Start-ups are international companies too
Seeder is a very interesting case as part of Start-Up Chile as it shows that early stage start-ups can be international companies too: although Seeder employs less than 10 people, it has activities in Chile and China, and is looking at the american market!
“Chile, much like China, is a place where everything and anything can happen.”
“Seeder allows real estate decision makers to submit their project needs and information, and collects quotes from the appropriate providers and suppliers for their building or space”. Their goal is to change the perception that green buildings are expensive. Within five years, they expect to be matching thousands of projects annually and improving the quality of life of millions of people by being a part of the solution to cleaner air.
Alex was already involved in a green technology start-up in China before starting Seeder, and after a while he identified another opportunity when he got aware that real estate developers didn’t have access to the services or technologies required to build better quality and more efficient buildings.
When asked “Why Chile?”, Alex says that “in some ways, the Chilean and Chinese markets are quite similar. We’re looking at countries that are developing fast but are still closed off to cutting edge construction solutions. While this is changing, they are difficult countries to penetrate for new entrants to the market and this part of our value proposition. Fortunately, both of these markets are opening up and the opportunities are growing. Santiago and Shanghai are some of the most polluted cities in the world and we are observing increased efforts to deal with this problem both from the bottom up and top down.”
Start-Up Chile Money used to contract a team, buy a website and pay the rent
On the money side, the grant is delivered through two transfers of $10.000.000 chilean pesos each (about USD $20.000). It cannot represent more than 90% of the fundings, so founders must bring 10% of personal funds to the project, on a 6 months period. In financial meetings with Start-Up Chile’s staff, entrepreneurs will show a $111.111.111 CLP bill, but only 10.000.000 will be given back.
The bill can include operational expenses, internships, prospection trips and the ticket to come to Chile. When asked how they used the money, both Alex and Elliott confirmed it allowed them to contract a team and build a fancy website
Some personal expenses can also be taken into account in that bill, such as the entrepreneurs’ wage (to a limit of $450.000 pesos a month, about USD $900), and the rent (a predefined quota is taken into account separately).
It’s enough to live decently in Santiago.
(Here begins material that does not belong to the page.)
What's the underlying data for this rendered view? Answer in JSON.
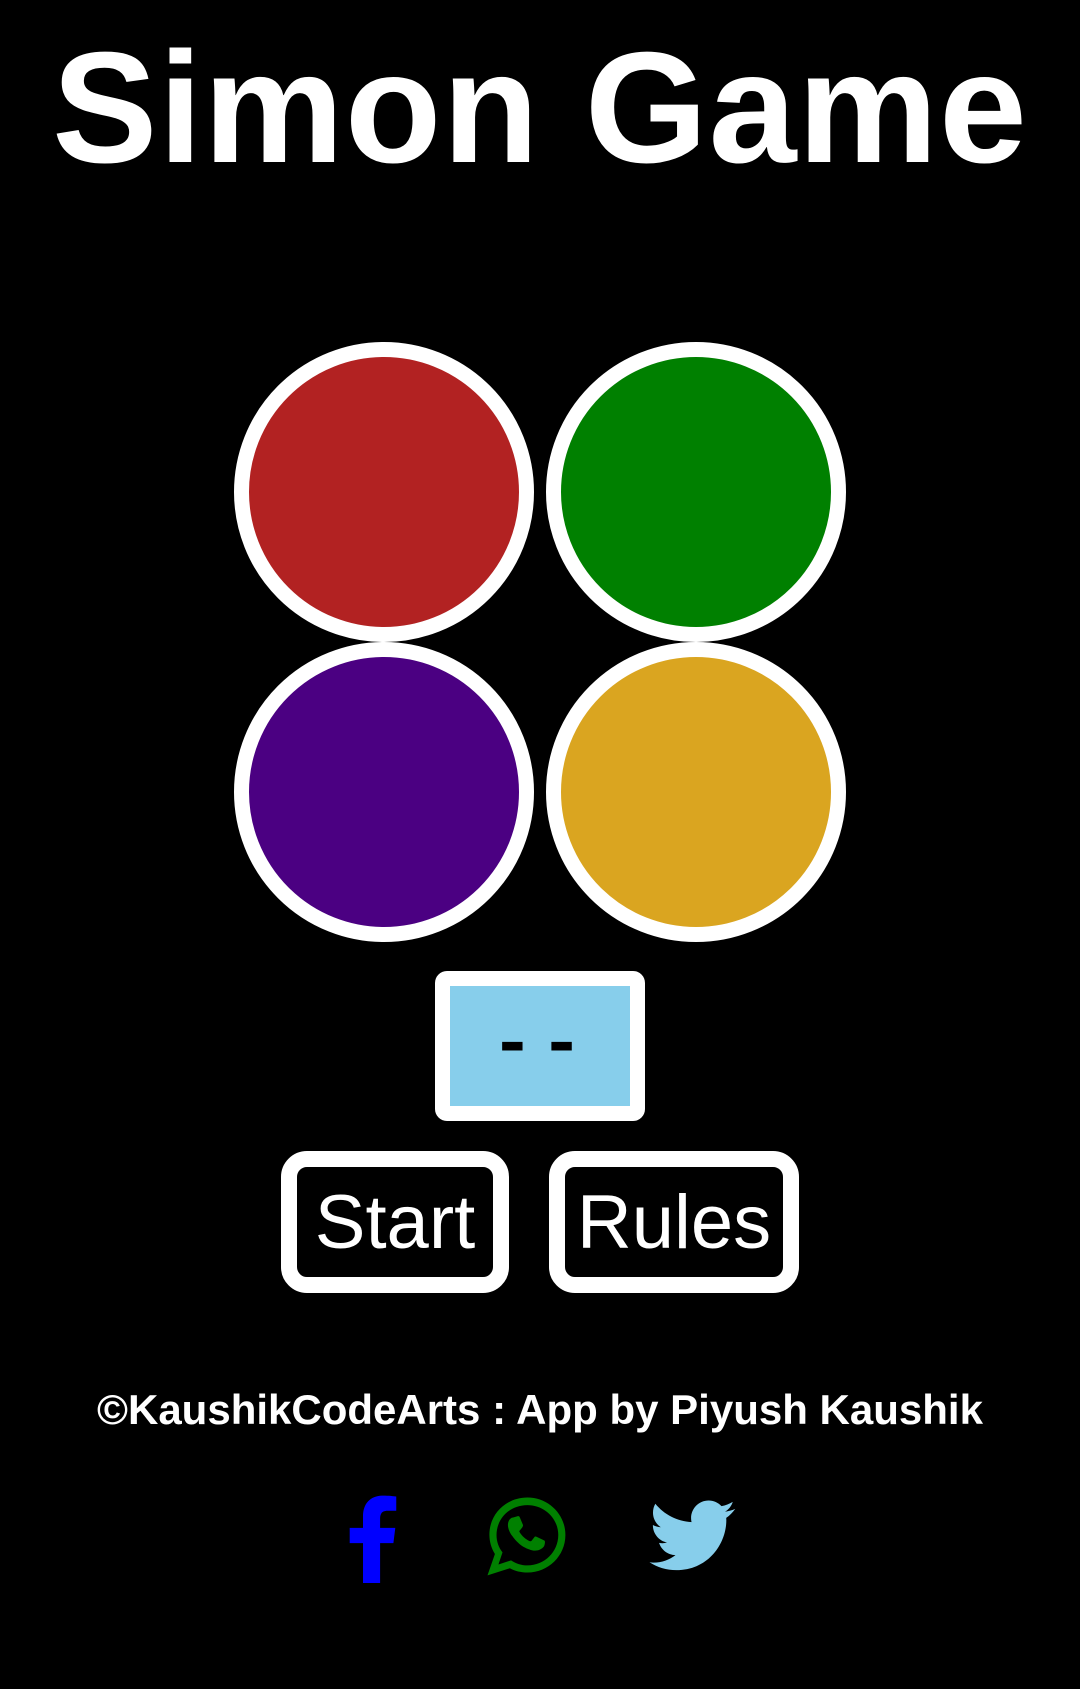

It’s even a lot compared to pure bootstrapping. Nobody is starving, and entrepreneurs can even live in cool districts near Telefónica Open Future, the Start-Up Chile workspace.
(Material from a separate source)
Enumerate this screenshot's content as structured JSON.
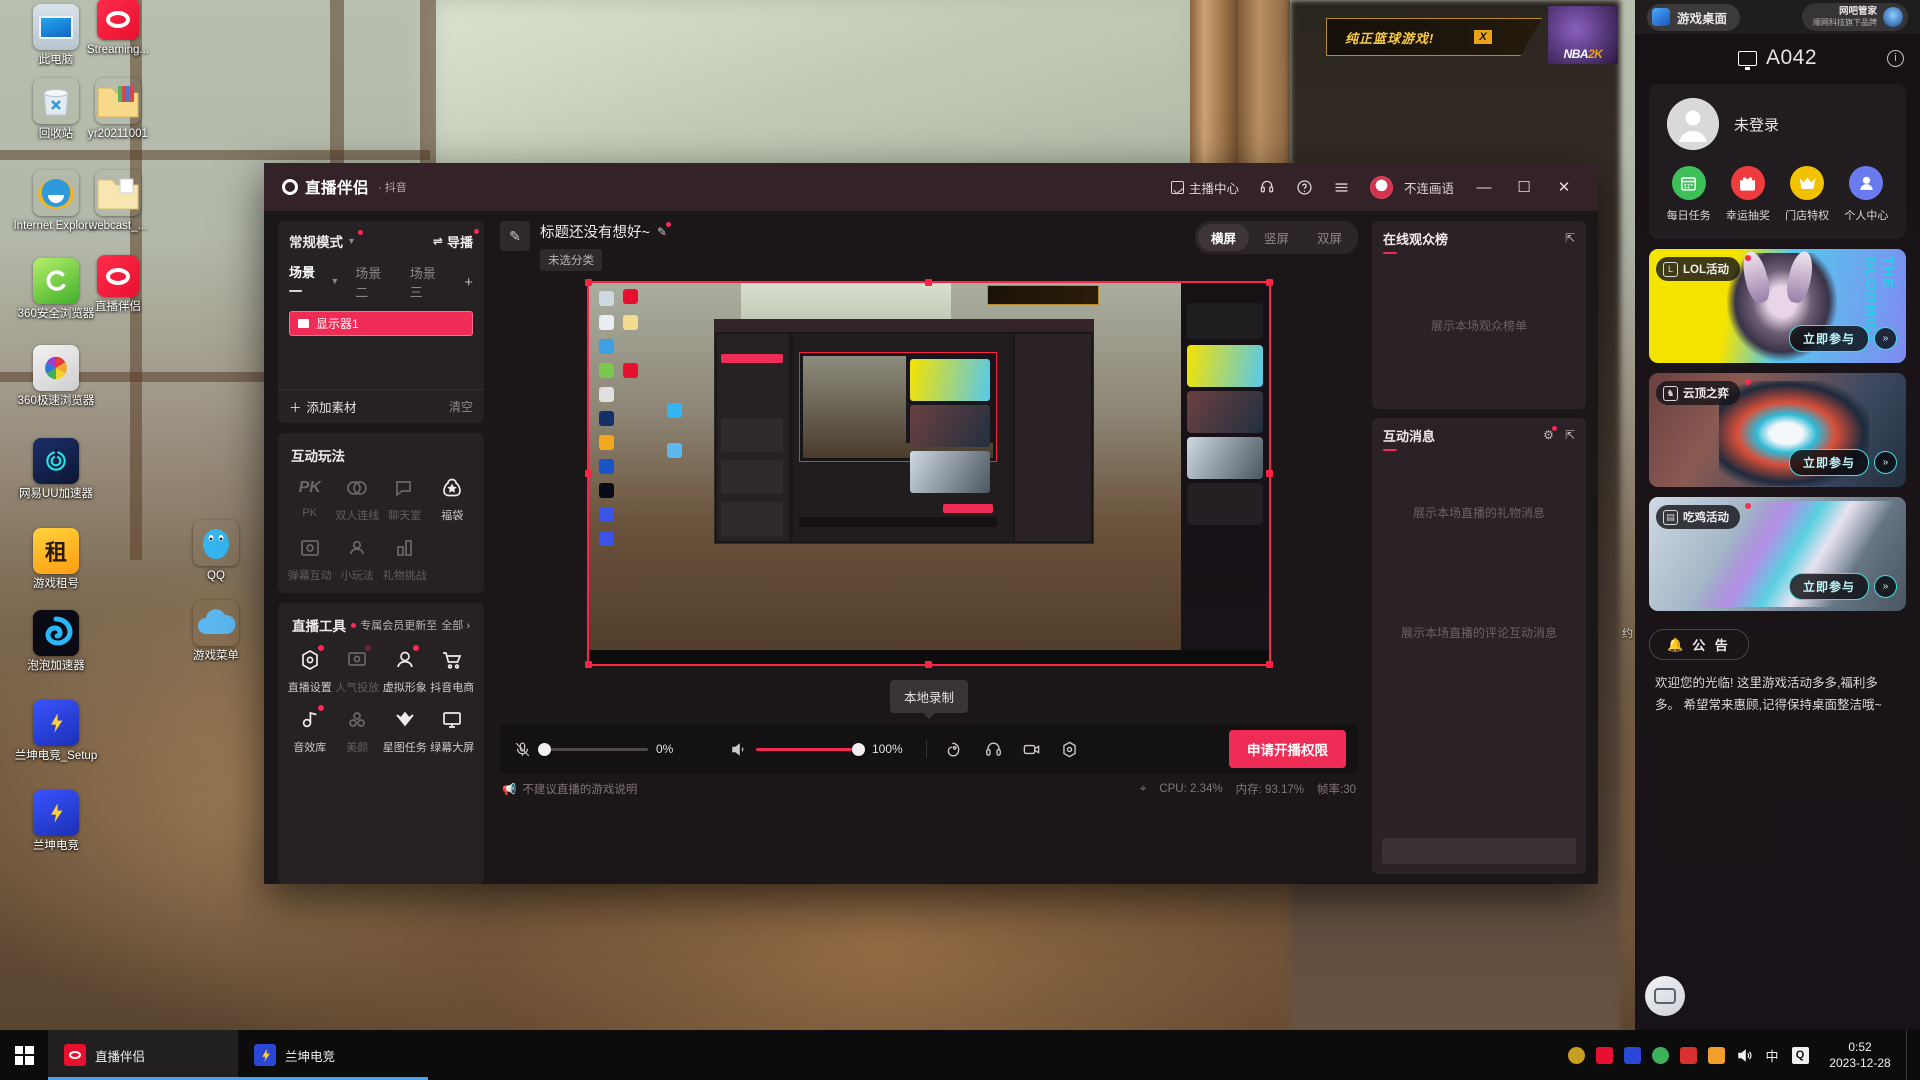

A good start for any early stage start-ups
Everything is done to make the entrepreneurs comfortable so that they can be fully dedicated to their project. They will not worry about personal inconveniences while they are in Chile, and they can make the best out of the money they’ve been granted, the network of previous and current entrepreneurs, as well as Start-Up Chile’s staff connections within Santiago’s innovation ecosystem.
If this doesn’t guarantee first sales or investment (that would be way too easy), it helps. Seeder managed to in the early revenue stage, and has raised money from S.O.S Ventures and the Fledge.co accelerator which they are currently going through in Seattle, hoping to break into the US market. Good luck to them!
For another view on Chile public policy on innovation, read our post on how INRIA, a top French computer science research center, opened a lab in Santiago to work on Big Data.
By Louis Leclerc, Fixer for Innovation is Everywhere in Latin America